On May 5, 2016, Eulalio Tordil killed his estranged wife Gladys Tordil outside of a Prince George’s County school. One day later, he shot two men who attempted to stop him from carjacking a woman in the parking lot of Westfield Montgomery Mall.
Malcolm Winffel was shot twice in the chest and died; Carl Unger was shot four times but survived.
Winffel’s family and Unger filed a lawsuit in 2019 against the Westfield Montgomery Mall and the security company that it hired, Professional Security Consultants and Professional Security Concepts. The lawsuit was for a wrongful death and negligence, and claimed they had a duty to protect the two men.
They argued that the mall and security should have known Tordil was a danger to visitors while he was at large after killing his wife.
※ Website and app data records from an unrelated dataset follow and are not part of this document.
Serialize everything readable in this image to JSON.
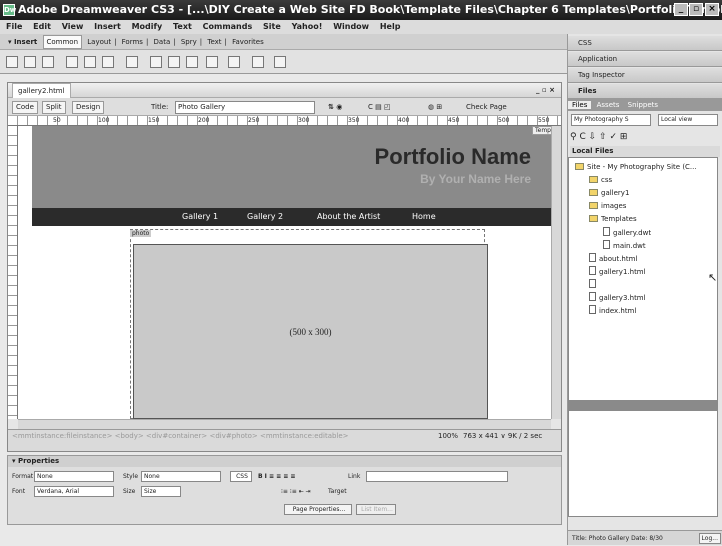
{
  "window": {
    "title": "Adobe Dreamweaver CS3 - [...\\DIY Create a Web Site FD Book\\Template Files\\Chapter 6 Templates\\Portfolio Template Sit..."
  },
  "menu": [
    "File",
    "Edit",
    "View",
    "Insert",
    "Modify",
    "Text",
    "Commands",
    "Site",
    "Yahoo!",
    "Window",
    "Help"
  ],
  "insert_bar": {
    "label": "▾ Insert",
    "tabs": [
      "Common",
      "Layout",
      "Forms",
      "Data",
      "Spry",
      "Text",
      "Favorites"
    ]
  },
  "document": {
    "tab": "gallery2.html",
    "view_buttons": [
      "Code",
      "Split",
      "Design"
    ],
    "title_label": "Title:",
    "title_value": "Photo Gallery",
    "check_page": "Check Page",
    "ruler_ticks": [
      "50",
      "100",
      "150",
      "200",
      "250",
      "300",
      "350",
      "400",
      "450",
      "500",
      "550",
      "600",
      "650",
      "700",
      "750"
    ],
    "template_tag": "Temp"
  },
  "page": {
    "brand": "Portfolio Name",
    "tagline": "By Your Name Here",
    "nav": [
      "Gallery 1",
      "Gallery 2",
      "About the Artist",
      "Home"
    ],
    "editable_tag": "photo",
    "placeholder": "(500 x 300)"
  },
  "status": {
    "tag_path": "<mmtinstance:fileinstance> <body> <div#container> <div#photo> <mmtinstance:editable>",
    "zoom": "100%",
    "size": "763 x 441 ∨ 9K / 2 sec"
  },
  "properties": {
    "title": "▾ Properties",
    "format_label": "Format",
    "format_value": "None",
    "style_label": "Style",
    "style_value": "None",
    "css_btn": "CSS",
    "font_label": "Font",
    "font_value": "Verdana, Arial",
    "size_label": "Size",
    "size_value": "Size",
    "link_label": "Link",
    "target_label": "Target",
    "page_props_btn": "Page Properties...",
    "list_item_btn": "List Item..."
  },
  "panels": {
    "groups": [
      "CSS",
      "Application",
      "Tag Inspector",
      "Files"
    ],
    "files_tabs": [
      "Files",
      "Assets",
      "Snippets"
    ],
    "site_select": "My Photography S",
    "view_select": "Local view",
    "local_files": "Local Files",
    "tree": [
      {
        "name": "Site - My Photography Site (C...",
        "kind": "folder",
        "level": 0
      },
      {
        "name": "css",
        "kind": "folder",
        "level": 1
      },
      {
        "name": "gallery1",
        "kind": "folder",
        "level": 1
      },
      {
        "name": "images",
        "kind": "folder",
        "level": 1
      },
      {
        "name": "Templates",
        "kind": "folder",
        "level": 1
      },
      {
        "name": "gallery.dwt",
        "kind": "file",
        "level": 2
      },
      {
        "name": "main.dwt",
        "kind": "file",
        "level": 2
      },
      {
        "name": "about.html",
        "kind": "file",
        "level": 1
      },
      {
        "name": "gallery1.html",
        "kind": "file",
        "level": 1
      },
      {
        "name": "gallery2.html",
        "kind": "file",
        "level": 1
      },
      {
        "name": "gallery3.html",
        "kind": "file",
        "level": 1
      },
      {
        "name": "index.html",
        "kind": "file",
        "level": 1
      }
    ],
    "selected_file": "gallery2.html",
    "bottom_status": "Title: Photo Gallery Date: 8/30",
    "log_btn": "Log..."
  }
}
Lawyers for Westfield Montgomery Mall and the security company filed for the suit to be dismissed last July. The mall had no legal responsibility for protecting the two, they argued, and even if they did have that responsibility, they contended, they could not have foreseen the attack from Tordil.
They had working cameras and a fully staffed security team, and a Montgomery County police officer was parked 50 yards away from where the shooting occurred.
U.S. District Judge Lydia Kay Griggsby ruled to dismiss the lawsuit in a summary judgement.
The mall and security “did not know of any dangerous conditions on the Mall’s premises that could have contributed to criminal activity and that the Mall Defendants could not have reasonably anticipated that Mr. Tordil would pose a danger to the Mall or its patrons on May 6, 2016,” she wrote in her opinion.
The plaintiffs were seeking $11 million in damages.